Buying a new sewing machine is exciting, but if it’s your first machine, it might seem a little overwhelming. It's almost like there are too many options and too many things to consider, so we’ve broken down the criteria for a new sewing machine

Basic Functions

Look for ease of use in everyday functions such as cleaning out the lint, arms, and the material of the machine. Generally, you want a machine that has a full rotary hook to avoid jams. That means you want a hook that goes in a full-circle rather than rocking back and forth. 

The lint cleaning should be easy, think two or three clicks rather than dissembling the entire machine. If it's a pain, it will clog up the machine and ruin the machine. 

You’ll also want something that lets you automatically adjust your pressure for different materials. It will also prevent jamming. Having an open arm will make it easier to work with large DIY projects, jeans, and sleeves. 

Fancy and Not-So-Fancy Stitch Options

There are a few stitches that you'll need to have on hand at all times. You absolutely need:

  • Straight stitch
  • Zigzag stitch
  • Stretch stitch
  • Tri-motion (for finishing edges)
  • Blind hem
  • Buttonhole 

Now, you can get a machine that has a ton of fancy stitches. Keep in mind that the more options and extras that you have, the more likely it is that you’ll have issues with maintenance or electrical problems. 

Modern or Traditional?

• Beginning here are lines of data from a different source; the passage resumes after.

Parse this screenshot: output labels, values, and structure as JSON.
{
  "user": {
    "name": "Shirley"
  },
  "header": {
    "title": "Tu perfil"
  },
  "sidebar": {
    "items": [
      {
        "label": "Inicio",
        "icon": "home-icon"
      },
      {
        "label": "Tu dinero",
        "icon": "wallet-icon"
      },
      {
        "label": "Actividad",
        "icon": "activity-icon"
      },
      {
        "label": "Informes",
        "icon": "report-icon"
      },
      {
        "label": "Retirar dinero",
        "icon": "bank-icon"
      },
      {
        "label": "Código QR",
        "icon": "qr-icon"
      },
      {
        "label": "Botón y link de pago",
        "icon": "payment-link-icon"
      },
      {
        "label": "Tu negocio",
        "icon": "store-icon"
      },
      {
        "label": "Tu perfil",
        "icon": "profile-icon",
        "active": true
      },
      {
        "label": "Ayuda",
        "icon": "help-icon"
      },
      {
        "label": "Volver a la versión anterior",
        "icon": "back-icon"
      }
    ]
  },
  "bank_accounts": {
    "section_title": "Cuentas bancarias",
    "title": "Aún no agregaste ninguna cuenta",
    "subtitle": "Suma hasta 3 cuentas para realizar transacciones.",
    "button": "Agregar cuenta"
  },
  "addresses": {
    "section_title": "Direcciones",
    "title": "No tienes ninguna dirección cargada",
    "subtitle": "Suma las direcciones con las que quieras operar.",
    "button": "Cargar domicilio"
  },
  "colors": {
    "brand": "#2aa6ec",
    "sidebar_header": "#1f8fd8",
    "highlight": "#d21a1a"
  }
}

Choosing between a mechanical or electronic machine is probably the first decision you make, but you can also fall back on this as the deciding matter. An electronic machine will make the adjustments for you, tell you which foot you need for which stitches, and even change the tension and position. 

Electronic machines can also allow you to work with multiple layers of material and often heavier materials. However, a mechanical machine is often studier, and they tend to last longer. For mechanical machines, you'll go through a turn dials manually for tension, different stitches, and so forth. 


If you do want bells and whistles, then you should go through and check out what you want and what are optional things for you. The trouble with extras is that they can actually cause machines to be less reliable, have more things that could go wrong, and generally aren’t necessary. 

Weight and Size

When you’re moving around a machine, you want something that you can handle physically. However, if your sewing machine will sit up on one table forever and never move, then you don't have to worry so much about it. 

Industrial machines are often heavier, while “home” machines are generally light enough to take into a class or move from one place to another. 

Your Budget

When setting your budget, you should have an idea of the general price ranges. You can get a good high-quality mechanical machine for less than $300. You can also find high-quality used or refurbished machines for a few hundred dollars. 

If you're new to sewing, then you should not go by an expensive machine. Buy a simple machine with few features before you know that you'll commit to this hobby. 

Servicing and Repairs

When deciding which machine is right for you, you should put together a service plan. If you can have the machine serviced locally, that's excellent, and if not, you should go through and determine if you can have someone service it remotely. 

There’s also the warranty issue. You should get a warranty to protect your investment, especially if you're paying a few hundred dollars for a machine. You want to know that if it breaks you’ll have a repair done quickly. 

Overall, the best you can do is to choose a high-quality machine, at the best value possible, with the features that you need. 

Once you are ready to purchase a machine, be sure to check out GoldStar Tool for a wide selection of sewing machines. Plus, if you have any questions, know that you can reach out to us and we will be more than happy to help pair you with the machine that fits your needs and your budget.